(7) Joseph Stalin, “Some Questions Concerning the History of Bolshevism”, Works, Vol. 8 (1931): 1-12: https://www.marxists.org/reference/archive/stalin/works/1931/x01/x01.htm

(8) Ibid

(9) Ibid

(10) Who was on his personal hit list, Nettl, Rosa Luxemburg, 802-803

(11) Stalin, “History of Bolshevism”, 1-12.

(12) They did have disagreements, however, by 1914, Lenin had taken the side of Luxemburg. Trotsky, “Hands off Rosa Luxemburg!”, 3.

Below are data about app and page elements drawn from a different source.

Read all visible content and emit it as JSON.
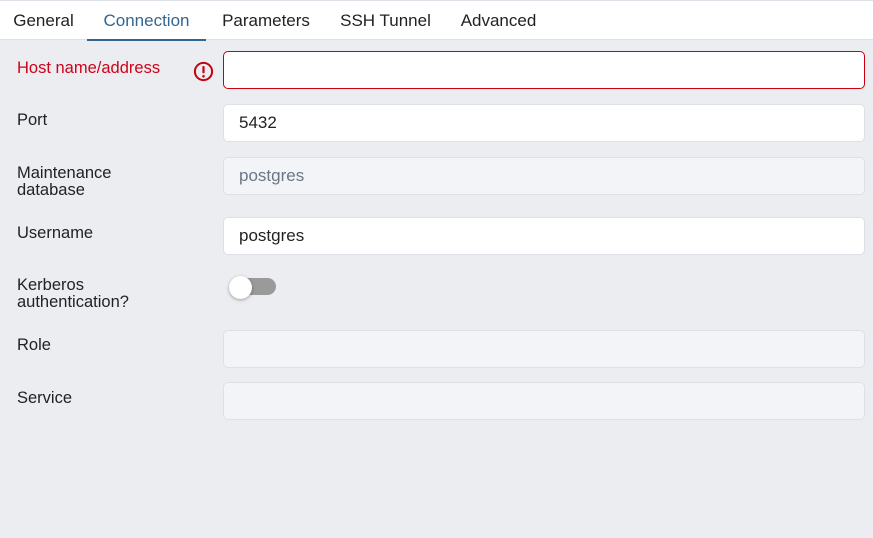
{
  "tabs": [
    {
      "label": "General"
    },
    {
      "label": "Connection",
      "active": true
    },
    {
      "label": "Parameters"
    },
    {
      "label": "SSH Tunnel"
    },
    {
      "label": "Advanced"
    }
  ],
  "form": {
    "host": {
      "label": "Host name/address",
      "value": "",
      "error": true
    },
    "port": {
      "label": "Port",
      "value": "5432"
    },
    "maintenance_db": {
      "label_line1": "Maintenance",
      "label_line2": "database",
      "value": "postgres",
      "disabled": true
    },
    "username": {
      "label": "Username",
      "value": "postgres"
    },
    "kerberos": {
      "label_line1": "Kerberos",
      "label_line2": "authentication?",
      "enabled": false
    },
    "role": {
      "label": "Role",
      "value": "",
      "disabled": true
    },
    "service": {
      "label": "Service",
      "value": "",
      "disabled": true
    }
  },
  "colors": {
    "accent": "#326690",
    "error": "#d0021b",
    "background": "#ebedf1",
    "toggle_off": "#9a9a9a"
  },
  "icons": {
    "error": "exclamation-circle-icon"
  }
}
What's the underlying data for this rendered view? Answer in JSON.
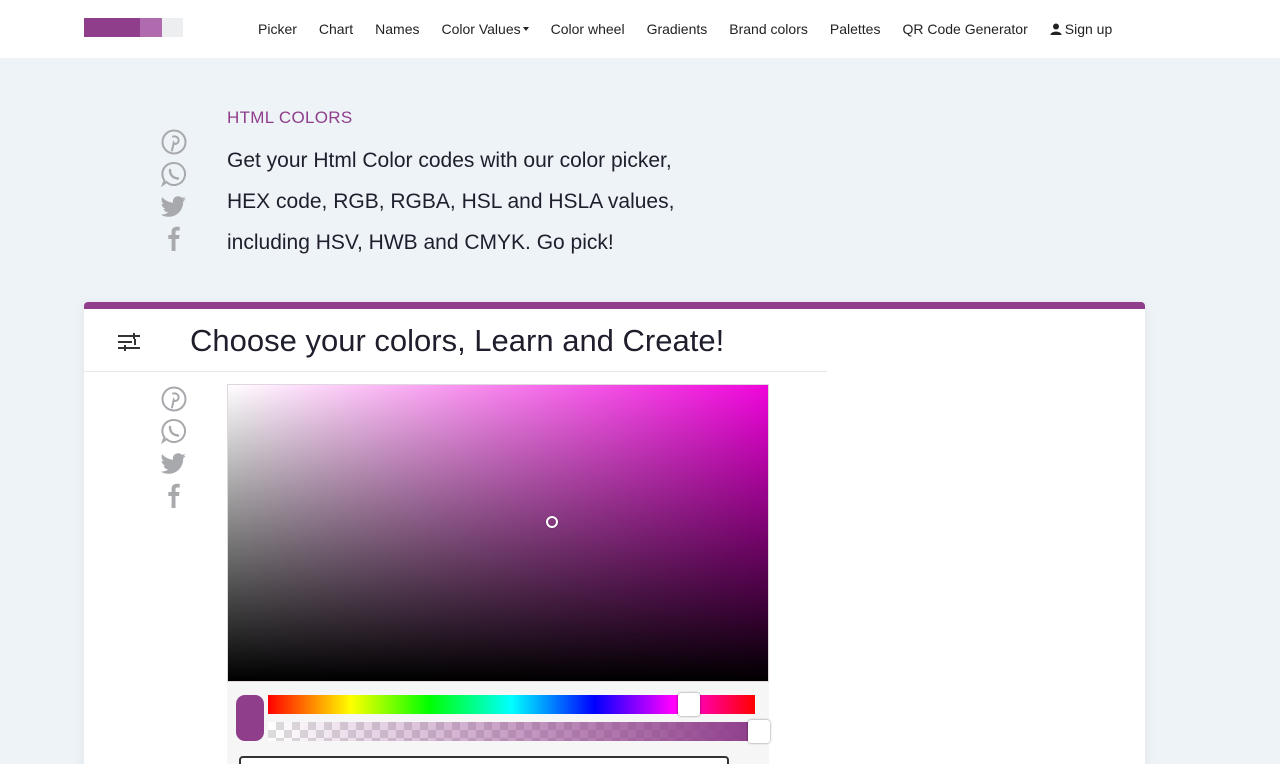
{
  "nav": {
    "logo_colors": [
      "#8f3e8b",
      "#b06aae",
      "#eceef0"
    ],
    "items": [
      {
        "label": "Picker"
      },
      {
        "label": "Chart"
      },
      {
        "label": "Names"
      },
      {
        "label": "Color Values",
        "has_dropdown": true
      },
      {
        "label": "Color wheel"
      },
      {
        "label": "Gradients"
      },
      {
        "label": "Brand colors"
      },
      {
        "label": "Palettes"
      },
      {
        "label": "QR Code Generator"
      }
    ],
    "signup_label": "Sign up"
  },
  "share_icons": [
    "pinterest-icon",
    "whatsapp-icon",
    "twitter-icon",
    "facebook-icon"
  ],
  "hero": {
    "eyebrow": "HTML COLORS",
    "lines": [
      "Get your Html Color codes with our color picker,",
      "HEX code, RGB, RGBA, HSL and HSLA values,",
      "including HSV, HWB and CMYK. Go pick!"
    ]
  },
  "card": {
    "title": "Choose your colors, Learn and Create!",
    "accent_color": "#8f3e8b"
  },
  "picker": {
    "hue_color": "#f005dc",
    "selected_color": "#8f3e8b",
    "hex_value": "#8F3A84",
    "alpha": 1.0
  }
}
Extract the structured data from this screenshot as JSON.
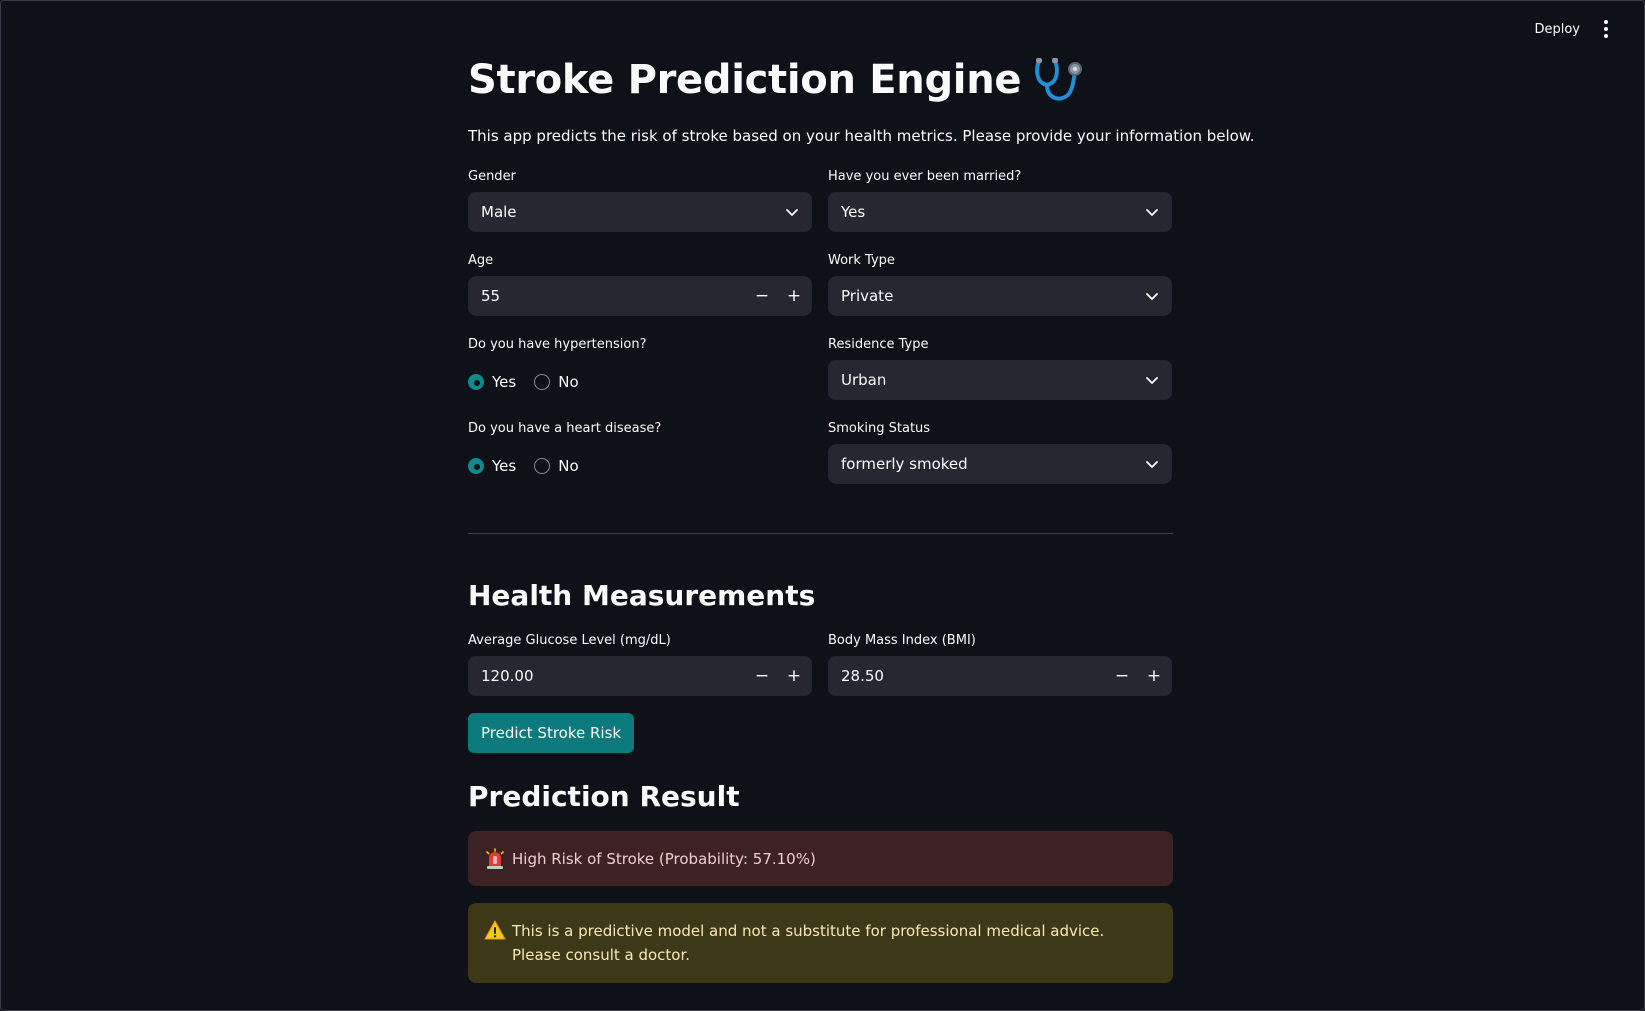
{
  "topbar": {
    "deploy_label": "Deploy"
  },
  "header": {
    "title": "Stroke Prediction Engine",
    "description": "This app predicts the risk of stroke based on your health metrics. Please provide your information below."
  },
  "form": {
    "gender": {
      "label": "Gender",
      "value": "Male"
    },
    "married": {
      "label": "Have you ever been married?",
      "value": "Yes"
    },
    "age": {
      "label": "Age",
      "value": "55"
    },
    "work_type": {
      "label": "Work Type",
      "value": "Private"
    },
    "hypertension": {
      "label": "Do you have hypertension?",
      "options": [
        "Yes",
        "No"
      ],
      "selected": "Yes"
    },
    "residence": {
      "label": "Residence Type",
      "value": "Urban"
    },
    "heart_disease": {
      "label": "Do you have a heart disease?",
      "options": [
        "Yes",
        "No"
      ],
      "selected": "Yes"
    },
    "smoking": {
      "label": "Smoking Status",
      "value": "formerly smoked"
    }
  },
  "health": {
    "heading": "Health Measurements",
    "glucose": {
      "label": "Average Glucose Level (mg/dL)",
      "value": "120.00"
    },
    "bmi": {
      "label": "Body Mass Index (BMI)",
      "value": "28.50"
    },
    "predict_label": "Predict Stroke Risk"
  },
  "result": {
    "heading": "Prediction Result",
    "error_text": "High Risk of Stroke (Probability: 57.10%)",
    "warning_text": "This is a predictive model and not a substitute for professional medical advice. Please consult a doctor."
  },
  "colors": {
    "background": "#0e1117",
    "input_bg": "#262730",
    "accent": "#0c7a7c",
    "error_bg": "#3c2125",
    "warning_bg": "#3d3817"
  }
}
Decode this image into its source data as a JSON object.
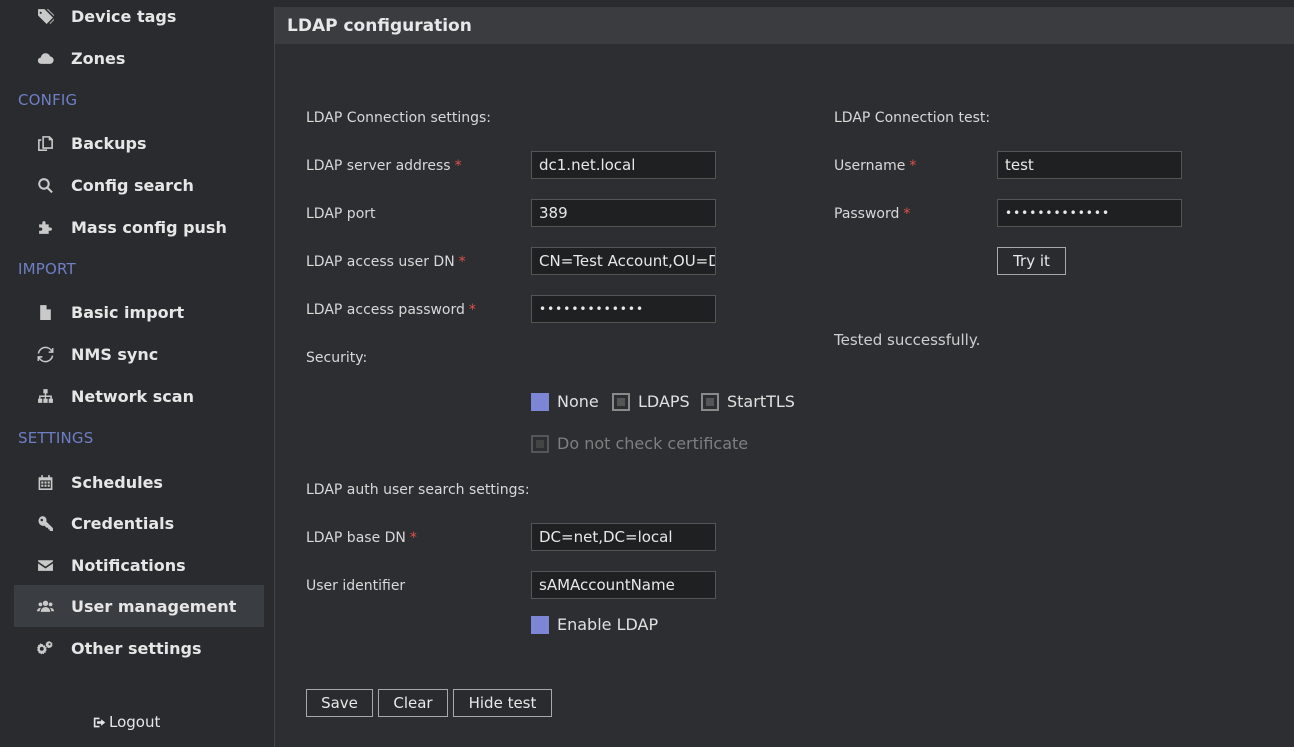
{
  "sidebar": {
    "items_top": [
      {
        "label": "Device tags",
        "icon": "tags-icon"
      },
      {
        "label": "Zones",
        "icon": "cloud-icon"
      }
    ],
    "sections": [
      {
        "label": "CONFIG",
        "items": [
          {
            "label": "Backups",
            "icon": "copy-icon"
          },
          {
            "label": "Config search",
            "icon": "search-icon"
          },
          {
            "label": "Mass config push",
            "icon": "puzzle-icon"
          }
        ]
      },
      {
        "label": "IMPORT",
        "items": [
          {
            "label": "Basic import",
            "icon": "file-icon"
          },
          {
            "label": "NMS sync",
            "icon": "sync-icon"
          },
          {
            "label": "Network scan",
            "icon": "sitemap-icon"
          }
        ]
      },
      {
        "label": "SETTINGS",
        "items": [
          {
            "label": "Schedules",
            "icon": "calendar-icon"
          },
          {
            "label": "Credentials",
            "icon": "key-icon"
          },
          {
            "label": "Notifications",
            "icon": "envelope-icon"
          },
          {
            "label": "User management",
            "icon": "users-icon"
          },
          {
            "label": "Other settings",
            "icon": "cogs-icon"
          }
        ]
      }
    ],
    "logout": "Logout"
  },
  "panel": {
    "title": "LDAP configuration",
    "connection_settings": {
      "heading": "LDAP Connection settings:",
      "server_label": "LDAP server address",
      "server_value": "dc1.net.local",
      "port_label": "LDAP port",
      "port_value": "389",
      "user_dn_label": "LDAP access user DN",
      "user_dn_value": "CN=Test Account,OU=Domain Users,DC=net,DC=local",
      "password_label": "LDAP access password",
      "password_value": "•••••••••••••",
      "security_label": "Security:",
      "security_options": [
        "None",
        "LDAPS",
        "StartTLS"
      ],
      "security_selected": "None",
      "no_check_cert": "Do not check certificate"
    },
    "search_settings": {
      "heading": "LDAP auth user search settings:",
      "base_dn_label": "LDAP base DN",
      "base_dn_value": "DC=net,DC=local",
      "user_id_label": "User identifier",
      "user_id_value": "sAMAccountName",
      "enable_label": "Enable LDAP"
    },
    "test": {
      "heading": "LDAP Connection test:",
      "username_label": "Username",
      "username_value": "test",
      "password_label": "Password",
      "password_value": "•••••••••••••",
      "try_button": "Try it",
      "status": "Tested successfully."
    },
    "buttons": {
      "save": "Save",
      "clear": "Clear",
      "hide_test": "Hide test"
    }
  },
  "colors": {
    "accent": "#7d86d4",
    "section_label": "#6f7fc4",
    "required": "#e0504a"
  }
}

(13) Rosa Luxemburg, “VIII. Democracy and Dictatorship”, in The Russian Revolution, trans. Bertram Wolfe (New York: Workers Age Publishers, 1940), 39.

(14) Such as liberty, freedom, and pacifism.

(15) Rosa Luxemburg, Reform or Revolution, second edition translated by Integer. (New York: Three Arrows Press, 1937). https://www.marxists.org/archive/luxemburg/1900/reform-revolution/index.htm.

(16) Bertram Wolfe, “Rosa Luxemburg and V. I. Lenin: The Opposite Poles of Revolutionary Socialism”, Antioch Review, Vol. 21, No. 2 (1961), 209-226, https://www.jstor.org/stable/4610334

(17) “Yes dictatorship! But this dictatorship consists in the manner of applying democracy, not in its elimination” Luxemburg, “VIII. Democracy and Dictatorship” in The Russian Revolution, 37.

(18) Wolfe, “Opposite Poles of Revolutionary Socialism”, 209-226.

(19) Vladimir Lenin, “IV: The Struggle Against Enemies within the Working-Class Movement Helped Bolshevism Develop, Gain Strength, and Become Steeled” in Left-Wing Communism: An Infantile Disorder (USSR, Progress publishers, 1964. First published 1920), 3.

(20) Dana Mills, Critical Lives: Rosa Luxemburg, first edition. (London: Reaktion Books Ltd, 2020), 12.

(21) Mills, Rosa Luxemburg, 117.

(22) Appendix does not exist here

(23) Mills, Rosa Luxemburg, 115.

(24) Daniel Finn, “Jacobin”, We Need to Rescue Rosa Luxemburg From the Soap Opera Treatment, 5th March 2021 https://www.jacobinmag.com/2021/03/rosa-luxemburg-socialism-history

(25) Ibid.

(26) Marie Friederikson, “Socialist.net”, Reclaiming the Revolutionary Legacy of Rosa Luxemburg, 5th March 2021, https://www.socialist.net/reclaiming-the-revolutionary-legacy-of-rosa-luxemburg.htm

(27) Marxism feminism did exist in the early 20th century, pioneered by figures like Alexandra Kollontai, however, Luxemburg did not have any focus at all on the “woman question” having only written two works about it: Women’s Suffrage and Class Struggle criticising bourgeois feminism, and The Proletarian Woman expressing support for working class women.

(28) Rosa Luxemburg, Women’s Suffrage and Class Struggle, trans. Rosemarie Waldrop, ed. Dick Howard (Monthly Review Press, 1971). https://www.marxists.org/archive/luxemburg/1912/05/12.htm

(29) She turned it down for other reasons too. See Finn, “Jacobin”.

(30) Friederikson, “Jacobin”.

(31) Finn, "Jacobin"